“A U.S. River Cities association is playing a role in this Summit because climate impacts are not confined to city or state boundaries, they are multi-regional in scope; and, freshwater ecosystems like the Mississippi River Valley play a valuable role in reducing our greenhouse gas footprint,” said Chris Coleman, Mayor of St. Paul, MN and Co-Chair of MRCTI.

“Our natural infrastructure has carbon and other greenhouse gas reductive properties. A 2013 study by the Smithsonian found that freshwater wetlands, for instance, can absorb up to 32 percent more carbon in greenhouse intensive environments. Forests, marshes, streams, and creek vegetation fed by rivers add to greenhouse gas storage capacity,” explained Roy Buol Mayor of Dubuque, IA and Immediate Past Co-Chair of MRCTI.

The Mayors also shared the MRCTI food and water security agreement they brokered in Paris and added signatories to in Mexico last week during the World Assembly of River Basins. The agreement seeks to protect surface and ground waters to ensure food security and access to drinking water mitigating climate change threats to river basins.

Since China produces food for more than 20 percent of the world’s population and that production is partly sustained by the agriculturally rich three rivers plain, it is important China be included in the effort to protect the world’s food-producing river basins from climate change.

River basins produce the majority of the world’s food supply. Among these, the Mississippi River Basin ranks first in production capacity and China is second. MRCTI has secured signatures to the agreement from river basin organizations comprised of more than 70 nations.

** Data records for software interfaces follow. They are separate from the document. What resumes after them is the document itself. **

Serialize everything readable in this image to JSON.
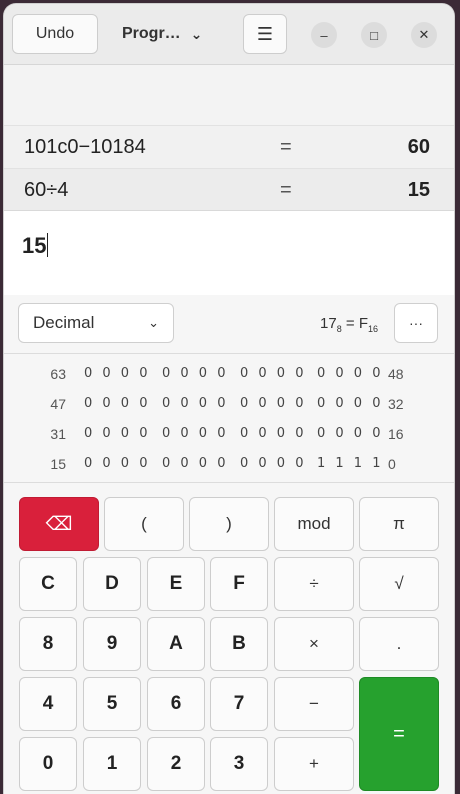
{
  "header": {
    "undo_label": "Undo",
    "mode_label": "Progr…",
    "menu_glyph": "☰",
    "min_glyph": "–",
    "max_glyph": "□",
    "close_glyph": "✕"
  },
  "history": [
    {
      "expr": "101c0−10184",
      "eq": "=",
      "result": "60"
    },
    {
      "expr": "60÷4",
      "eq": "=",
      "result": "15"
    }
  ],
  "input": {
    "value": "15"
  },
  "base": {
    "selected": "Decimal",
    "conv_octal": "17",
    "conv_octal_sub": "8",
    "conv_eq": "=",
    "conv_hex": "F",
    "conv_hex_sub": "16",
    "more_label": "···"
  },
  "bits": [
    {
      "left": "63",
      "n": [
        "0 0 0 0",
        "0 0 0 0",
        "0 0 0 0",
        "0 0 0 0"
      ],
      "right": "48"
    },
    {
      "left": "47",
      "n": [
        "0 0 0 0",
        "0 0 0 0",
        "0 0 0 0",
        "0 0 0 0"
      ],
      "right": "32"
    },
    {
      "left": "31",
      "n": [
        "0 0 0 0",
        "0 0 0 0",
        "0 0 0 0",
        "0 0 0 0"
      ],
      "right": "16"
    },
    {
      "left": "15",
      "n": [
        "0 0 0 0",
        "0 0 0 0",
        "0 0 0 0",
        "1 1 1 1"
      ],
      "right": "0"
    }
  ],
  "keys": {
    "backspace": "⌫",
    "lparen": "(",
    "rparen": ")",
    "mod": "mod",
    "pi": "π",
    "C": "C",
    "D": "D",
    "E": "E",
    "F": "F",
    "divide": "÷",
    "sqrt": "√",
    "8": "8",
    "9": "9",
    "A": "A",
    "B": "B",
    "multiply": "×",
    "dot": ".",
    "4": "4",
    "5": "5",
    "6": "6",
    "7": "7",
    "minus": "−",
    "equals": "=",
    "0": "0",
    "1": "1",
    "2": "2",
    "3": "3",
    "plus": "+"
  },
  "colors": {
    "backspace": "#d9203b",
    "equals": "#26a12e"
  }
}
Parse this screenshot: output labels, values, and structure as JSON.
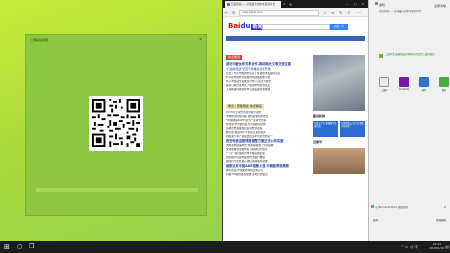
{
  "app_window": {
    "title": "二维码生成器",
    "close": "×"
  },
  "browser": {
    "tab_title": "百度新闻——全球最大的中文新闻平台",
    "url": "news.baidu.com",
    "win_controls": "—  □  ×",
    "tab_close": "×",
    "tab_add": "+"
  },
  "baidu": {
    "logo_bai": "Bai",
    "logo_du": "du",
    "logo_news": "新闻",
    "search_btn": "百度一下",
    "hot_news_label": "热点要闻",
    "headline1": "深化中欧伙伴关系合作,推动两大文明交流互鉴",
    "headline2": "\"打赢攻坚战\"坚定不移推进改革开放",
    "lines": [
      "全文 | 中共中央国务院关于促进经济发展的意见",
      "什么是中国经济发展的新动能和新引擎",
      "北京市启动全民健身计划 打造活力城市",
      "多部门联合发布关于加强市场监管意见",
      "上海推进科技创新中心建设取得新成效"
    ],
    "highlight": "重点 | 聚焦两会 热点解读",
    "sub_headline": "2018年全球经济展望报告发布",
    "more_lines": [
      "市场经济持续回暖 消费需求稳步增长",
      "\"中国制造2025\"助力产业转型升级",
      "外交部:中方愿同各方共同推动合作",
      "多地出台政策支持民营经济发展",
      "教育部:加强中小学生综合素质培养",
      "新能源汽车产销量连续多年位居世界第一"
    ],
    "mid_headline": "西安地铁运营线路调整方案正式公布实施",
    "more_lines2": [
      "国内多地迎来降雪 交通运输部门全力保畅",
      "文化和旅游部发布春节假期出行提示",
      "\"一带一路\"国际合作不断深化拓展",
      "国家统计局发布最新经济运行数据",
      "我国科学家在量子通信领域取得突破"
    ],
    "bottom_headline": "纳斯达克中国ADR指数上涨 中概股表现亮眼",
    "bottom_lines": [
      "体育新闻:中国女排夺得比赛冠军",
      "科技:5G商用进程加快 多地开通试点"
    ],
    "pic_section": "图说新闻",
    "pic_title": "百家号",
    "ad1": "百度云平台 数据服务全面升级",
    "ad2": "百度智能云 助力企业数字化转型"
  },
  "action_center": {
    "title": "通知",
    "subhead": "百度新闻——全球最大的中文新闻平台",
    "clear": "全部清除",
    "desc": "二维码生成器已成功将网址生成为二维码图片",
    "apps": [
      {
        "label": "二维码",
        "color": "#f0f0f0"
      },
      {
        "label": "OneNote",
        "color": "#7719aa"
      },
      {
        "label": "邮件",
        "color": "#2e73c9"
      },
      {
        "label": "微信",
        "color": "#45b035"
      }
    ],
    "store_text": "从 Microsoft Store 获取应用",
    "store_close": "×",
    "bottom_left": "展开",
    "bottom_right": "管理通知"
  },
  "taskbar": {
    "start": "⊞",
    "search": "○",
    "taskview": "❐",
    "tray": "^  ▭  ◁)  中",
    "time": "22:43",
    "date": "2018/1/10",
    "notif": "▤"
  },
  "colors": {
    "desktop": "#a6d83c",
    "app_bg": "#8dc63f",
    "baidu_blue": "#2932e1",
    "baidu_red": "#e10601",
    "taskbar": "#1c1c1c"
  }
}
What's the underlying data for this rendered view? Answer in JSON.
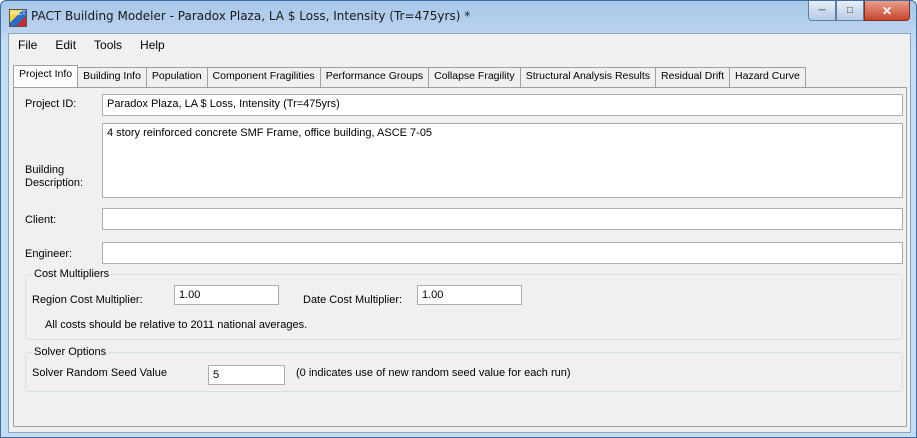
{
  "window": {
    "title": "PACT Building Modeler - Paradox Plaza, LA  $ Loss, Intensity (Tr=475yrs) *",
    "icon_text": "PACT"
  },
  "menu": [
    "File",
    "Edit",
    "Tools",
    "Help"
  ],
  "tabs": [
    {
      "label": "Project Info",
      "active": true
    },
    {
      "label": "Building Info"
    },
    {
      "label": "Population"
    },
    {
      "label": "Component Fragilities"
    },
    {
      "label": "Performance Groups"
    },
    {
      "label": "Collapse Fragility"
    },
    {
      "label": "Structural Analysis Results"
    },
    {
      "label": "Residual Drift"
    },
    {
      "label": "Hazard Curve"
    }
  ],
  "project": {
    "id_label": "Project ID:",
    "id_value": "Paradox Plaza, LA  $ Loss, Intensity (Tr=475yrs)",
    "desc_label_1": "Building",
    "desc_label_2": "Description:",
    "desc_value": "4 story reinforced concrete SMF Frame, office building, ASCE 7-05",
    "client_label": "Client:",
    "client_value": "",
    "engineer_label": "Engineer:",
    "engineer_value": ""
  },
  "cost": {
    "group_label": "Cost Multipliers",
    "region_label": "Region Cost Multiplier:",
    "region_value": "1.00",
    "date_label": "Date Cost Multiplier:",
    "date_value": "1.00",
    "note": "All costs should be relative to 2011 national averages."
  },
  "solver": {
    "group_label": "Solver Options",
    "seed_label": "Solver Random Seed Value",
    "seed_value": "5",
    "seed_note": "(0 indicates use of new random seed value for each run)"
  }
}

MRCTI is an effort to bring national attention back to the Mississippi River—America’s most critical natural asset—and spearhead a new level of regional cooperation to make it more sustainable. As the ecological linchpin to the 31-state Mississippi River Basin, the River is responsible for creating $400 billion worth of U.S. GDP; providing drinking water for more than 20 million; transporting 40 percent of our nation’s agricultural output; and directly supporting 1.3 million jobs and millions more indirectly.

More information is available at www.mrcti.org. Contact: Jim Gwinner JGwinner@LS2Group.com, 314-791-2774.